Aim of the task —
All of the entries below should be copied exactly as they appear.

++++ Provided entries ++++

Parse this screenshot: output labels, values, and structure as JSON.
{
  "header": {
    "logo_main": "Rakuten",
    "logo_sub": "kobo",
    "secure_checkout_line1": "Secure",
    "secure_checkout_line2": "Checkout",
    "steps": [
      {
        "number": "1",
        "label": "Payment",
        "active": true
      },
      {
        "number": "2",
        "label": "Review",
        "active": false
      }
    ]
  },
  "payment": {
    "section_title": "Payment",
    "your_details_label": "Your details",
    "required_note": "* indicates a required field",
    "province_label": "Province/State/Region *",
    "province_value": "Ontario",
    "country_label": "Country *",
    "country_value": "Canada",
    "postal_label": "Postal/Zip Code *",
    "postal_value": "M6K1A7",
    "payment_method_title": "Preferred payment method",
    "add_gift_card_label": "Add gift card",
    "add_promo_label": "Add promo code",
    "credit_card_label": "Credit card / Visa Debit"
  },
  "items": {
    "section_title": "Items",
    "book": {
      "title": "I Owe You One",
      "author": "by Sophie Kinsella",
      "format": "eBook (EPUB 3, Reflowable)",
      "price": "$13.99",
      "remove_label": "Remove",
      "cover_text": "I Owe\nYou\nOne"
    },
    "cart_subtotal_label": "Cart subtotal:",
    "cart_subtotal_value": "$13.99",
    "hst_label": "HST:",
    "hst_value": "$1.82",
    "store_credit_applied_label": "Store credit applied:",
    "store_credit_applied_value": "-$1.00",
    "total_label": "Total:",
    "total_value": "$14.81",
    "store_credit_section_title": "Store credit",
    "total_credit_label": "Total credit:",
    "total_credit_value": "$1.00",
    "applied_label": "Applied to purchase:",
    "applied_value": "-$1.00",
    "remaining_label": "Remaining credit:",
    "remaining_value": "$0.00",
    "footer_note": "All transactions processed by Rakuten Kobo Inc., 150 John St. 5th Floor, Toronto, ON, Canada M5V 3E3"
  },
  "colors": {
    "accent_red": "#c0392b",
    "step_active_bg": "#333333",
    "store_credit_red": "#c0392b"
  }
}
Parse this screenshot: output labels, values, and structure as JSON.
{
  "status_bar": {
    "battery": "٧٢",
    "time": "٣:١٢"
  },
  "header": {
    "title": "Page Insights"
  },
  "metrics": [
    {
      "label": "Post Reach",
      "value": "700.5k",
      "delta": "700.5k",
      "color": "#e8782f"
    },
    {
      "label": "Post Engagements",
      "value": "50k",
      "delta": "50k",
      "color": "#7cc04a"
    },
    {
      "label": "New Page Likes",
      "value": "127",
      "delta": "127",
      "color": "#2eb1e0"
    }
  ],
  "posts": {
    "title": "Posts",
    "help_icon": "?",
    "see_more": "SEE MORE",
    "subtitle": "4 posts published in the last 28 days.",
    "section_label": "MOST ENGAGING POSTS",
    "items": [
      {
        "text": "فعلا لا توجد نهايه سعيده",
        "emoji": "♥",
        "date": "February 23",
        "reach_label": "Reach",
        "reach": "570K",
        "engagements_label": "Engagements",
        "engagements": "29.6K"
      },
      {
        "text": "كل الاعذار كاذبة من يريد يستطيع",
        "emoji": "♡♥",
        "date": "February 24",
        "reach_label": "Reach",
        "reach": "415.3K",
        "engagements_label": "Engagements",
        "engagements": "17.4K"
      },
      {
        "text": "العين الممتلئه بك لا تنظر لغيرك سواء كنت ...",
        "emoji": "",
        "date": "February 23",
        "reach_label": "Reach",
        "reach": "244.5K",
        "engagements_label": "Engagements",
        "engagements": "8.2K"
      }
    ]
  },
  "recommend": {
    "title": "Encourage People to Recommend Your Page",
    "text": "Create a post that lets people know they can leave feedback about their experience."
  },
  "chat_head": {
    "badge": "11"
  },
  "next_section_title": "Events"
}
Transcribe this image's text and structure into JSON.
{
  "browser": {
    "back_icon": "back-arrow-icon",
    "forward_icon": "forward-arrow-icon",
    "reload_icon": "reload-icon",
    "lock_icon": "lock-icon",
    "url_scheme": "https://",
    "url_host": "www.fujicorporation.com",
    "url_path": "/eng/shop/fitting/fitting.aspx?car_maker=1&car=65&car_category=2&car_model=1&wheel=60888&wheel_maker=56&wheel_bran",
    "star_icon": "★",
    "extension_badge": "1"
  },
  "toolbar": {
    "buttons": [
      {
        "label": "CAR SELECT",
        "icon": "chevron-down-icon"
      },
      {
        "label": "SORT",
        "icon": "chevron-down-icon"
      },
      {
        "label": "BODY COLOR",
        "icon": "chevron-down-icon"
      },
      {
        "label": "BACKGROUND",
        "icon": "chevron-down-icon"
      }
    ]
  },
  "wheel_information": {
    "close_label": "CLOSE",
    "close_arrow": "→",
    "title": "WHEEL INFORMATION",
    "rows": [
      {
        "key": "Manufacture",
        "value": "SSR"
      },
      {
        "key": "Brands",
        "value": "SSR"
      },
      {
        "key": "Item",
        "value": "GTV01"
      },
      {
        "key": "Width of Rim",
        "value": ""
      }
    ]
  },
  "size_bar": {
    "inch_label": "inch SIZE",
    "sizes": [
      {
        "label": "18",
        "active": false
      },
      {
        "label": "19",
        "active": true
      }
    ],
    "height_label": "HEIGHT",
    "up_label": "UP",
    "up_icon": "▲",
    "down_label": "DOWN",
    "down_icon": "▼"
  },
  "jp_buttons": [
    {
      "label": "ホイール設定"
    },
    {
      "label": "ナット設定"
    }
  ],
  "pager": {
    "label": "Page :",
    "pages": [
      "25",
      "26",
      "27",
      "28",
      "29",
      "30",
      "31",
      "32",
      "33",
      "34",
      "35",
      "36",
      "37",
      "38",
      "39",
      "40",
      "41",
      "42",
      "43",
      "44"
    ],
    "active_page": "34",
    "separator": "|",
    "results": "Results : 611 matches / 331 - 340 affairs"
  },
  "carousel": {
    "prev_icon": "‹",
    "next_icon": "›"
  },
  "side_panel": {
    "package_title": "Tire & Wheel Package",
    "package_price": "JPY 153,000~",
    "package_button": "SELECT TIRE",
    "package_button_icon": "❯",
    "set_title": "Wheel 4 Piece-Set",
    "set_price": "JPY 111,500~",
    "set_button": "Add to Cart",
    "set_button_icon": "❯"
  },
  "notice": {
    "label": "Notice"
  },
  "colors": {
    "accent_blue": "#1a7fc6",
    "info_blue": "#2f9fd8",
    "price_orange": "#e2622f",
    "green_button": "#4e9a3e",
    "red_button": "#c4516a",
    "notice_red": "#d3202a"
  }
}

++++

Task response —
Parse this screenshot: output labels, values, and structure as JSON.
{
  "header": {
    "logo_main": "Rakuten",
    "logo_sub": "kobo",
    "secure_checkout_line1": "Secure",
    "secure_checkout_line2": "Checkout",
    "steps": [
      {
        "number": "1",
        "label": "Payment",
        "active": true
      },
      {
        "number": "2",
        "label": "Review",
        "active": false
      }
    ]
  },
  "payment": {
    "section_title": "Payment",
    "your_details_label": "Your details",
    "required_note": "* indicates a required field",
    "province_label": "Province/State/Region *",
    "province_value": "Ontario",
    "country_label": "Country *",
    "country_value": "Canada",
    "postal_label": "Postal/Zip Code *",
    "postal_value": "M6K1A7",
    "payment_method_title": "Preferred payment method",
    "add_gift_card_label": "Add gift card",
    "add_promo_label": "Add promo code",
    "credit_card_label": "Credit card / Visa Debit"
  },
  "items": {
    "section_title": "Items",
    "book": {
      "title": "I Owe You One",
      "author": "by Sophie Kinsella",
      "format": "eBook (EPUB 3, Reflowable)",
      "price": "$13.99",
      "remove_label": "Remove",
      "cover_text": "I Owe\nYou\nOne"
    },
    "cart_subtotal_label": "Cart subtotal:",
    "cart_subtotal_value": "$13.99",
    "hst_label": "HST:",
    "hst_value": "$1.82",
    "store_credit_applied_label": "Store credit applied:",
    "store_credit_applied_value": "-$1.00",
    "total_label": "Total:",
    "total_value": "$14.81",
    "store_credit_section_title": "Store credit",
    "total_credit_label": "Total credit:",
    "total_credit_value": "$1.00",
    "applied_label": "Applied to purchase:",
    "applied_value": "-$1.00",
    "remaining_label": "Remaining credit:",
    "remaining_value": "$0.00",
    "footer_note": "All transactions processed by Rakuten Kobo Inc., 150 John St. 5th Floor, Toronto, ON, Canada M5V 3E3"
  },
  "colors": {
    "accent_red": "#c0392b",
    "step_active_bg": "#333333",
    "store_credit_red": "#c0392b"
  }
}
Parse this screenshot: output labels, values, and structure as JSON.
{
  "status_bar": {
    "battery": "٧٢",
    "time": "٣:١٢"
  },
  "header": {
    "title": "Page Insights"
  },
  "metrics": [
    {
      "label": "Post Reach",
      "value": "700.5k",
      "delta": "700.5k",
      "color": "#e8782f"
    },
    {
      "label": "Post Engagements",
      "value": "50k",
      "delta": "50k",
      "color": "#7cc04a"
    },
    {
      "label": "New Page Likes",
      "value": "127",
      "delta": "127",
      "color": "#2eb1e0"
    }
  ],
  "posts": {
    "title": "Posts",
    "help_icon": "?",
    "see_more": "SEE MORE",
    "subtitle": "4 posts published in the last 28 days.",
    "section_label": "MOST ENGAGING POSTS",
    "items": [
      {
        "text": "فعلا لا توجد نهايه سعيده",
        "emoji": "♥",
        "date": "February 23",
        "reach_label": "Reach",
        "reach": "570K",
        "engagements_label": "Engagements",
        "engagements": "29.6K"
      },
      {
        "text": "كل الاعذار كاذبة من يريد يستطيع",
        "emoji": "♡♥",
        "date": "February 24",
        "reach_label": "Reach",
        "reach": "415.3K",
        "engagements_label": "Engagements",
        "engagements": "17.4K"
      },
      {
        "text": "العين الممتلئه بك لا تنظر لغيرك سواء كنت ...",
        "emoji": "",
        "date": "February 23",
        "reach_label": "Reach",
        "reach": "244.5K",
        "engagements_label": "Engagements",
        "engagements": "8.2K"
      }
    ]
  },
  "recommend": {
    "title": "Encourage People to Recommend Your Page",
    "text": "Create a post that lets people know they can leave feedback about their experience."
  },
  "chat_head": {
    "badge": "11"
  },
  "next_section_title": "Events"
}
Transcribe this image's text and structure into JSON.
{
  "browser": {
    "back_icon": "back-arrow-icon",
    "forward_icon": "forward-arrow-icon",
    "reload_icon": "reload-icon",
    "lock_icon": "lock-icon",
    "url_scheme": "https://",
    "url_host": "www.fujicorporation.com",
    "url_path": "/eng/shop/fitting/fitting.aspx?car_maker=1&car=65&car_category=2&car_model=1&wheel=60888&wheel_maker=56&wheel_bran",
    "star_icon": "★",
    "extension_badge": "1"
  },
  "toolbar": {
    "buttons": [
      {
        "label": "CAR SELECT",
        "icon": "chevron-down-icon"
      },
      {
        "label": "SORT",
        "icon": "chevron-down-icon"
      },
      {
        "label": "BODY COLOR",
        "icon": "chevron-down-icon"
      },
      {
        "label": "BACKGROUND",
        "icon": "chevron-down-icon"
      }
    ]
  },
  "wheel_information": {
    "close_label": "CLOSE",
    "close_arrow": "→",
    "title": "WHEEL INFORMATION",
    "rows": [
      {
        "key": "Manufacture",
        "value": "SSR"
      },
      {
        "key": "Brands",
        "value": "SSR"
      },
      {
        "key": "Item",
        "value": "GTV01"
      },
      {
        "key": "Width of Rim",
        "value": ""
      }
    ]
  },
  "size_bar": {
    "inch_label": "inch SIZE",
    "sizes": [
      {
        "label": "18",
        "active": false
      },
      {
        "label": "19",
        "active": true
      }
    ],
    "height_label": "HEIGHT",
    "up_label": "UP",
    "up_icon": "▲",
    "down_label": "DOWN",
    "down_icon": "▼"
  },
  "jp_buttons": [
    {
      "label": "ホイール設定"
    },
    {
      "label": "ナット設定"
    }
  ],
  "pager": {
    "label": "Page :",
    "pages": [
      "25",
      "26",
      "27",
      "28",
      "29",
      "30",
      "31",
      "32",
      "33",
      "34",
      "35",
      "36",
      "37",
      "38",
      "39",
      "40",
      "41",
      "42",
      "43",
      "44"
    ],
    "active_page": "34",
    "separator": "|",
    "results": "Results : 611 matches / 331 - 340 affairs"
  },
  "carousel": {
    "prev_icon": "‹",
    "next_icon": "›"
  },
  "side_panel": {
    "package_title": "Tire & Wheel Package",
    "package_price": "JPY 153,000~",
    "package_button": "SELECT TIRE",
    "package_button_icon": "❯",
    "set_title": "Wheel 4 Piece-Set",
    "set_price": "JPY 111,500~",
    "set_button": "Add to Cart",
    "set_button_icon": "❯"
  },
  "notice": {
    "label": "Notice"
  },
  "colors": {
    "accent_blue": "#1a7fc6",
    "info_blue": "#2f9fd8",
    "price_orange": "#e2622f",
    "green_button": "#4e9a3e",
    "red_button": "#c4516a",
    "notice_red": "#d3202a"
  }
}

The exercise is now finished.